  • 8K UHD: “eight thousand [pixel] ultra high definition”, 7680×4320. And now we’re back to multiples of FHD, still focusing on the horizontal pixel count, and back to rounding up, now even more than ever.

I’m trying to decide whether using vertical resolution is, in fact, the better shorthand when you don’t want to fully specify the resolution, or if it’s just that I’m used to it, and that the reason I’m used to it is that TV was defined in terms of clearly-delinated vertical resolution but somewhat fuzzier horizontal resolutions?

In any case, there is a standards body involved here—though not for all of these: for the most part, if it includes any actual information, like a number, however obscenely rounded, it’s not a standards-approved label. Only the completely inscrutable labels are actually part of the standard. How is any of this clearer or easier for a typical consumer than just seeing a couple numbers? Most people can look at “5120×2880” and tell you it’s bigger than “3820×2160” but how many can tell you whether FHD or QHD is higher resolution? Or, for that matter, how much higher resolution “4K UHD” is than “1080p”? (In case you’ve lost track: double the vertical resolution, or 4x the pixels, but the ”4“ in ”4K“ has nothing to do with either of those ratios, and is almost a coincidence.)

Also, let’s say you are trying to compare two screens with different aspect ratios.
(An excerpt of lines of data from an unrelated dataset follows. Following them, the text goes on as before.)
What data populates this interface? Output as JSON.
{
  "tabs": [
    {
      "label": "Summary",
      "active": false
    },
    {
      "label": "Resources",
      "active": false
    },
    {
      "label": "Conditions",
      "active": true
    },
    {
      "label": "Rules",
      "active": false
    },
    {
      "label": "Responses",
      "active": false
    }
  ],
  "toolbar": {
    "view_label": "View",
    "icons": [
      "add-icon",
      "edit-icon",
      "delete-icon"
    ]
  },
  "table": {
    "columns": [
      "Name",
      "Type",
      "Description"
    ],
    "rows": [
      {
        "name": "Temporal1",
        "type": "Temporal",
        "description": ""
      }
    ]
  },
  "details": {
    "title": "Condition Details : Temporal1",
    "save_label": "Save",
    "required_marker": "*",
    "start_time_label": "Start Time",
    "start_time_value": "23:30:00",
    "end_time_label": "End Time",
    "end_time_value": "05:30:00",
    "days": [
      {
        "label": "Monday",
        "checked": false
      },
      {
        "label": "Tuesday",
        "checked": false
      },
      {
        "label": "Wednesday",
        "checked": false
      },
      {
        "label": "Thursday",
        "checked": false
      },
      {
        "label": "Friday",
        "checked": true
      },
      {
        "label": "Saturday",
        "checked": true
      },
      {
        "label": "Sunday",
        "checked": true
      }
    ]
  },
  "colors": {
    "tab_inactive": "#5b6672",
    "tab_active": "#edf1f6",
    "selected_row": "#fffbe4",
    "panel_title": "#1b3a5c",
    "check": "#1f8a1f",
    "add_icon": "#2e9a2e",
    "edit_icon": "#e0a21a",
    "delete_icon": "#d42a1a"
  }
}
Well, there is a whole set of labels for the other common aspect ratios:

  • QQVGA
  • HQVGA
  • QVGA
  • WQVGA
  • HVGA
  • VGA
  • WVGA
  • FWVGA
  • SVGA
  • WSVGA
  • DVGA
  • XGA
  • WXGA
  • FWXGA
  • XGA+
  • WXGA+
  • WSXGA
  • SXGA
  • SXGA+
  • WSXGA+
  • UW-UXGA
  • QWXGA
  • UXGA
  • WUXGA
  • WQHD
  • QXGA
  • WQXGA
  • QSXGA
  • WQSXGA
  • QUXGA
  • WQUXGA

These, like the HD labels, are a mix of consistent and arbitrary, of precise and vague (several of these can mean any of several resolutions, usually but not always with the same vertical dimension but different horizontal). The naming scheme is a lot closer to consistent, at least. But if I hadn’t put them in order there, could you tell me whether SVGA (super video graphics array) or XGA (extended graphics array) was larger? What about UW-UXGA or QXGA? What about QSXGA or QHD+? But I bet you can tell me whether you’d rather have a 2560×2048 or 3200×1800 monitor.

So, now you know. Either memorize the above lists, or bookmark the Wikipedia page, or maybe just ignore the opaque official labels and tell reviewers and manufacturers to stop using them and just tell you what sizes their screens are.

Leave a Reply

Fill in your details below or click an icon to log in:

WordPress.com Logo

You are commenting using your WordPress.com account. Log Out /  Change )

Google photo

You are commenting using your Google account. Log Out /  Change )

Twitter picture

You are commenting using your Twitter account. Log Out /  Change )

Facebook photo

You are commenting using your Facebook account. Log Out /  Change )

Connecting to %s